Another Glasgow School of Art graduate has caught our eye this week with his concept-driven photography
It may seem like we’re being a little biased at the moment, but following Sam Walker‘s fantastic illustration last week, we’re featuring his classmate this time around. Indeed, the Communication Design course at Glasgow School of Art is seriously bolstering it’s fierce reputation with this year’s graduating crop.
Photography is a vast craft, one that often takes years for practitioners to find their niche in. Much of the photographic work we get sent can be filed in the ‘fashion editorial’ spectrum, not that there’s anything wrong with that of course. It’s refreshing though when we see work that is conceptually strong, using the medium to explore ideas that are a bit more out there.
All the way out there, somewhere in another galaxy is Alan Knox. An interest in astronomy and the desire to explore and honour his grandfather’s life have combined to great effect in two of his most recent projects. The first, Man in the Moon consists of large format black and white negatives from Alan’s family archive. The images were held to the sky so to be backlit with the full Moon’s reflection, the faces of his ancestors filter the motion of the lunar orbit which which he has traced by re-photographing the negatives at regular intervals.
Quite remarkable is Universal Sympathy, where Alan takes another step forward by creating a series with his grandfather’s ashes.

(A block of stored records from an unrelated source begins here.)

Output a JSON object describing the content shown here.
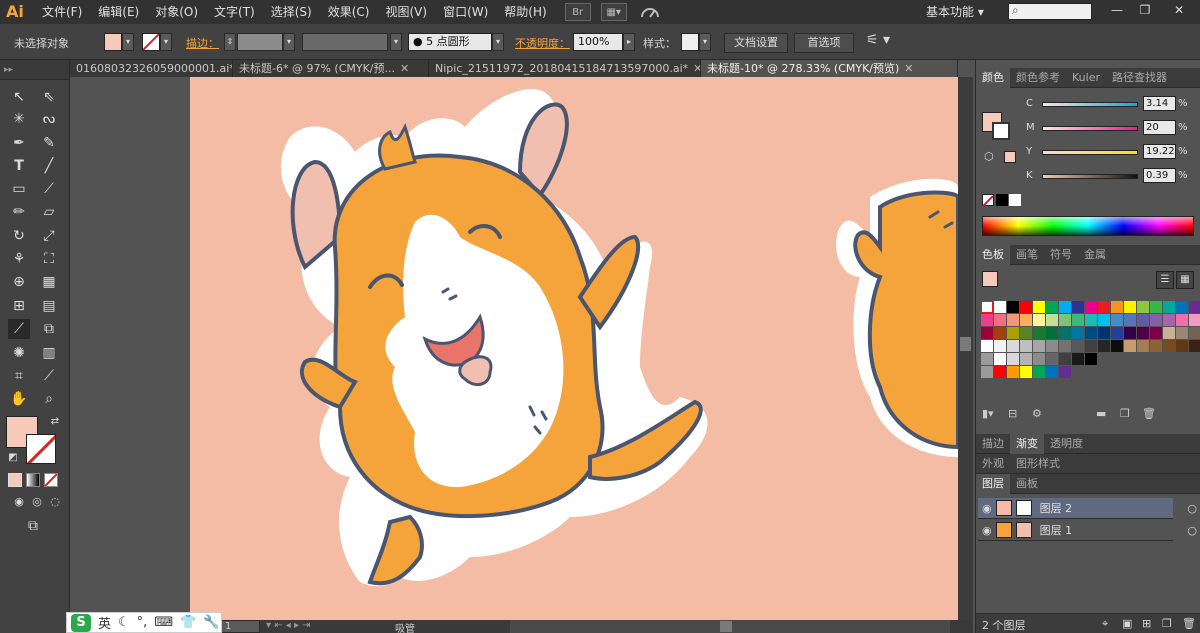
{
  "app": {
    "logo": "Ai"
  },
  "menu": [
    "文件(F)",
    "编辑(E)",
    "对象(O)",
    "文字(T)",
    "选择(S)",
    "效果(C)",
    "视图(V)",
    "窗口(W)",
    "帮助(H)"
  ],
  "menu_icons": {
    "bridge": "Br",
    "arrange": "▦▾"
  },
  "workspace": "基本功能",
  "window_buttons": {
    "minimize": "—",
    "restore": "❐",
    "close": "✕"
  },
  "control": {
    "selection": "未选择对象",
    "stroke_label": "描边：",
    "brush_value": "5 点圆形",
    "opacity_label": "不透明度：",
    "opacity_value": "100%",
    "style_label": "样式：",
    "doc_setup": "文档设置",
    "prefs": "首选项"
  },
  "tabs": [
    {
      "label": "01608032326059000001.ai*",
      "active": false
    },
    {
      "label": "未标题-6* @ 97% (CMYK/预...",
      "active": false
    },
    {
      "label": "Nipic_21511972_20180415184713597000.ai*",
      "active": false
    },
    {
      "label": "未标题-10* @ 278.33% (CMYK/预览)",
      "active": true
    }
  ],
  "color_panel": {
    "tabs": [
      "颜色",
      "颜色参考",
      "Kuler",
      "路径查找器"
    ],
    "channels": [
      {
        "label": "C",
        "value": "3.14",
        "pct": "%",
        "level": 0.03
      },
      {
        "label": "M",
        "value": "20",
        "pct": "%",
        "level": 0.2
      },
      {
        "label": "Y",
        "value": "19.22",
        "pct": "%",
        "level": 0.19
      },
      {
        "label": "K",
        "value": "0.39",
        "pct": "%",
        "level": 0.0
      }
    ]
  },
  "swatch_panel": {
    "tabs": [
      "色板",
      "画笔",
      "符号",
      "金属"
    ]
  },
  "stroke_panel": {
    "tabs": [
      "描边",
      "渐变",
      "透明度"
    ]
  },
  "appearance_panel": {
    "tabs": [
      "外观",
      "图形样式"
    ]
  },
  "layers_panel": {
    "tabs": [
      "图层",
      "画板"
    ],
    "layers": [
      {
        "name": "图层 2",
        "selected": true
      },
      {
        "name": "图层 1",
        "selected": false
      }
    ],
    "count": "2 个图层"
  },
  "status": {
    "zoom": "1",
    "tool": "吸管"
  },
  "ime": {
    "lang": "英"
  },
  "colors": {
    "artboard": "#f4bca4",
    "fill": "#f7c9b8",
    "hamster_orange": "#f4a43a",
    "outline": "#4a5570"
  }
}
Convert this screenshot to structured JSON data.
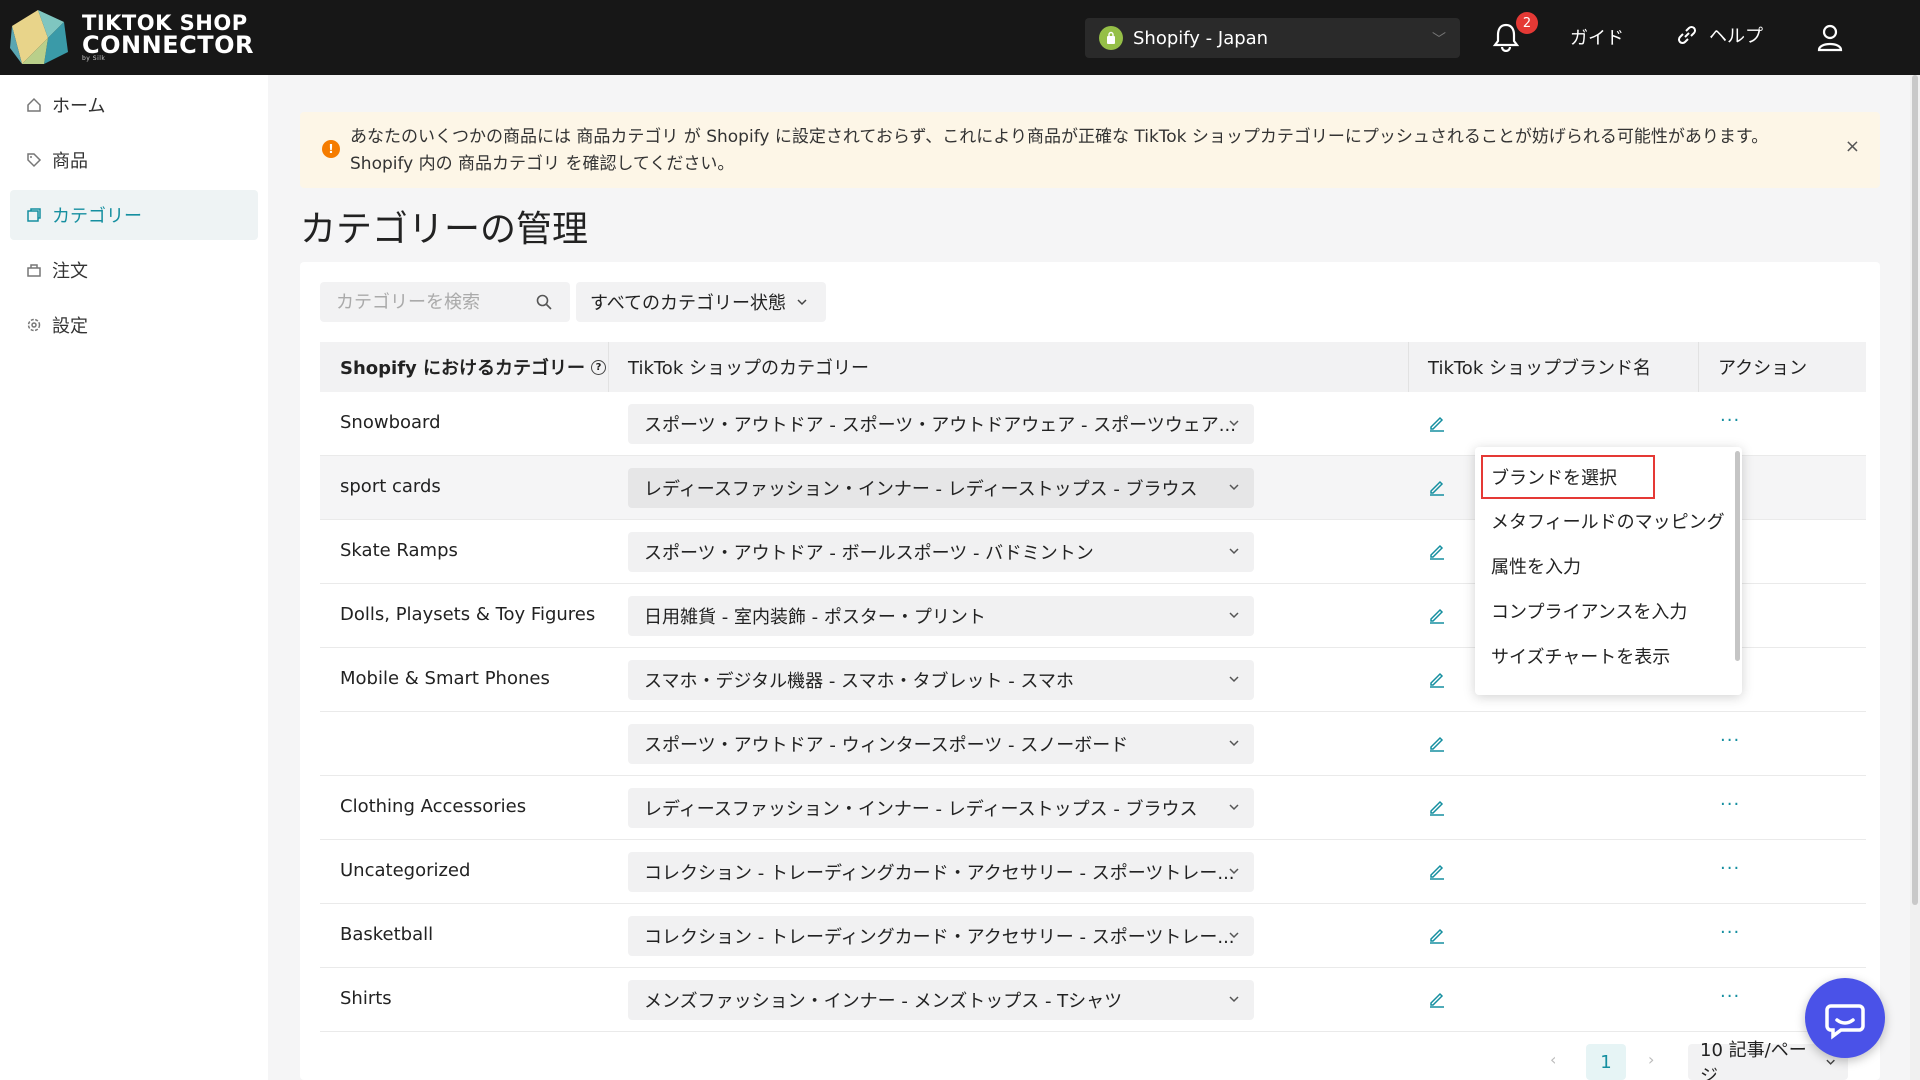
{
  "app": {
    "logo_line1": "TIKTOK SHOP",
    "logo_line2": "CONNECTOR",
    "logo_by": "by Silk"
  },
  "header": {
    "store_name": "Shopify - Japan",
    "notification_count": "2",
    "guide_label": "ガイド",
    "help_label": "ヘルプ"
  },
  "sidebar": {
    "items": [
      {
        "label": "ホーム",
        "icon": "home-icon"
      },
      {
        "label": "商品",
        "icon": "tag-icon"
      },
      {
        "label": "カテゴリー",
        "icon": "category-icon"
      },
      {
        "label": "注文",
        "icon": "order-icon"
      },
      {
        "label": "設定",
        "icon": "settings-icon"
      }
    ],
    "active": "カテゴリー"
  },
  "alert": {
    "line1": "あなたのいくつかの商品には 商品カテゴリ が Shopify に設定されておらず、これにより商品が正確な TikTok ショップカテゴリーにプッシュされることが妨げられる可能性があります。",
    "line2": "Shopify 内の 商品カテゴリ を確認してください。",
    "close": "×"
  },
  "page": {
    "title": "カテゴリーの管理"
  },
  "filters": {
    "search_placeholder": "カテゴリーを検索",
    "status_label": "すべてのカテゴリー状態"
  },
  "table": {
    "headers": {
      "shopify": "Shopify におけるカテゴリー",
      "tiktok": "TikTok ショップのカテゴリー",
      "brand": "TikTok ショップブランド名",
      "action": "アクション"
    },
    "rows": [
      {
        "shopify": "Snowboard",
        "tiktok": "スポーツ・アウトドア - スポーツ・アウトドアウェア - スポーツウェア..."
      },
      {
        "shopify": "sport cards",
        "tiktok": "レディースファッション・インナー - レディーストップス - ブラウス"
      },
      {
        "shopify": "Skate Ramps",
        "tiktok": "スポーツ・アウトドア - ボールスポーツ - バドミントン"
      },
      {
        "shopify": "Dolls, Playsets & Toy Figures",
        "tiktok": "日用雑貨 - 室内装飾 - ポスター・プリント"
      },
      {
        "shopify": "Mobile & Smart Phones",
        "tiktok": "スマホ・デジタル機器 - スマホ・タブレット - スマホ"
      },
      {
        "shopify": "",
        "tiktok": "スポーツ・アウトドア - ウィンタースポーツ - スノーボード"
      },
      {
        "shopify": "Clothing Accessories",
        "tiktok": "レディースファッション・インナー - レディーストップス - ブラウス"
      },
      {
        "shopify": "Uncategorized",
        "tiktok": "コレクション - トレーディングカード・アクセサリー - スポーツトレー..."
      },
      {
        "shopify": "Basketball",
        "tiktok": "コレクション - トレーディングカード・アクセサリー - スポーツトレー..."
      },
      {
        "shopify": "Shirts",
        "tiktok": "メンズファッション・インナー - メンズトップス - Tシャツ"
      }
    ],
    "more_label": "···"
  },
  "menu": {
    "items": [
      "ブランドを選択",
      "メタフィールドのマッピング",
      "属性を入力",
      "コンプライアンスを入力",
      "サイズチャートを表示"
    ]
  },
  "pagination": {
    "current_page": "1",
    "page_size": "10 記事/ページ"
  },
  "colors": {
    "accent": "#158fa0",
    "header_bg": "#171717",
    "alert_bg": "#fdf6e7",
    "highlight_border": "#e53935",
    "chat_fab": "#4a52e8"
  }
}
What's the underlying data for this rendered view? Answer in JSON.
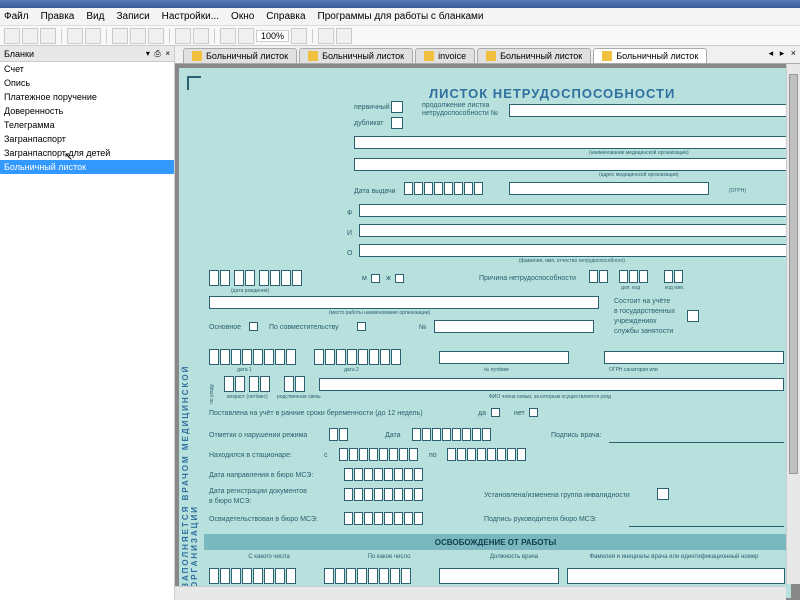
{
  "menu": [
    "Файл",
    "Правка",
    "Вид",
    "Записи",
    "Настройки...",
    "Окно",
    "Справка",
    "Программы для работы с бланками"
  ],
  "zoom": "100%",
  "sidebar": {
    "title": "Бланки",
    "items": [
      {
        "label": "Счет"
      },
      {
        "label": "Опись"
      },
      {
        "label": "Платежное поручение"
      },
      {
        "label": "Доверенность"
      },
      {
        "label": "Телеграмма"
      },
      {
        "label": "Загранпаспорт"
      },
      {
        "label": "Загранпаспорт для детей"
      },
      {
        "label": "Больничный листок",
        "selected": true
      }
    ]
  },
  "tabs": [
    {
      "label": "Больничный листок"
    },
    {
      "label": "Больничный листок"
    },
    {
      "label": "invoice"
    },
    {
      "label": "Больничный листок"
    },
    {
      "label": "Больничный листок",
      "active": true
    }
  ],
  "doc": {
    "title": "ЛИСТОК НЕТРУДОСПОСОБНОСТИ",
    "f": {
      "primary": "первичный",
      "dup": "дубликат",
      "cont1": "продолжение листка",
      "cont2": "нетрудоспособности №",
      "orgname": "(наименование медицинской организации)",
      "orgaddr": "(адрес медицинской организации)",
      "ogrn": "(ОГРН)",
      "issuedate": "Дата выдачи",
      "f_lab": "Ф",
      "i_lab": "И",
      "o_lab": "О",
      "fio_sub": "(фамилия, имя, отчество нетрудоспособного)",
      "birth": "(дата рождения)",
      "m": "м",
      "zh": "ж",
      "cause": "Причина нетрудоспособности",
      "cause_doc": "доп. код",
      "cause_chg": "код изм.",
      "workplace": "(место работы наименование организации)",
      "main": "Основное",
      "parttime": "По совместительству",
      "num": "№",
      "gov1": "Состоит на учёте",
      "gov2": "в государственных",
      "gov3": "учреждениях",
      "gov4": "службы занятости",
      "date1": "дата 1",
      "date2": "дата 2",
      "voucher": "№ путёвки",
      "ogrn_san": "ОГРН санатория или",
      "care": "по уходу",
      "age": "возраст (лет/мес)",
      "rel": "родственная связь",
      "fio_care": "ФИО члена семьи, за которым осуществляется уход",
      "preg": "Поставлена на учёт в ранние сроки беременности (до 12 недель)",
      "yes": "да",
      "no": "нет",
      "violation": "Отметки о нарушении режима",
      "dateL": "Дата",
      "doctor_sign": "Подпись врача:",
      "hospital": "Находился в стационаре:",
      "from": "с",
      "to": "по",
      "mse_ref": "Дата направления в бюро МСЭ:",
      "mse_reg1": "Дата регистрации документов",
      "mse_reg2": "в бюро МСЭ:",
      "mse_exam": "Освидетельствован в бюро МСЭ:",
      "disab": "Установлена/изменена группа инвалидности",
      "mse_head": "Подпись руководителя бюро МСЭ:",
      "release": "ОСВОБОЖДЕНИЕ ОТ РАБОТЫ",
      "col1": "С какого числа",
      "col2": "По какое число",
      "col3": "Должность врача",
      "col4": "Фамилия и инициалы врача или идентификационный номер"
    },
    "vert": "ЗАПОЛНЯЕТСЯ ВРАЧОМ МЕДИЦИНСКОЙ ОРГАНИЗАЦИИ"
  }
}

Duncan Marshall’s remains are scattered in patterns resembling universal phenomena onto photographic paper as photograms. Through this process Alan hopes that “the viewer may perceive stellar patterns stretching almost as far back as the Big Bang, reconnecting the remains of the dead with the origin of all life whilst also questioning the photographic substrate as a sublime object”.
He points out that in ancient Roman mythology, Pluto was considered the lord of the underworld and ruler of the dead whilst for Plato, the soul was elevated to the night sky in death. As such, he hopes the recent NASA flypast of Pluto and internment of the remains of Clyde Tombaugh may remind the viewer of the ancient tradition of viewing in the cosmic landscape a final resting place for the dead.
Alan’s other projects catch the eye as well. Schengland cleverly comments on the impact that the EU’s Schengen zone has unintentionally had on external border control. Hobby of Kings, timed to coincide with the Queen’s Golden Jubilee, photographs members of Lanarkshire Philatelic Society in Hamilton in a manner mimicking the Queen’s pose on many of the stamps they collect. Time after time, Alan’s final images are sharp and compelling visually, the idea and story behind them though, elevates them further and offers bodies of work of real substance.
His practice often borders on fine art, although his influences and interests are wonderfully varied. We’ve selected a handful of our favourite images below, but sincerely recommend that you click on through to his site and enjoy the projects in their full, intriguing context. Furthermore, if you’re in London, you can see some exclusive work from Unfinished Sympathy at Daniel Blau Gallery as part of their third 5 Under 30 exhibition until 31st July.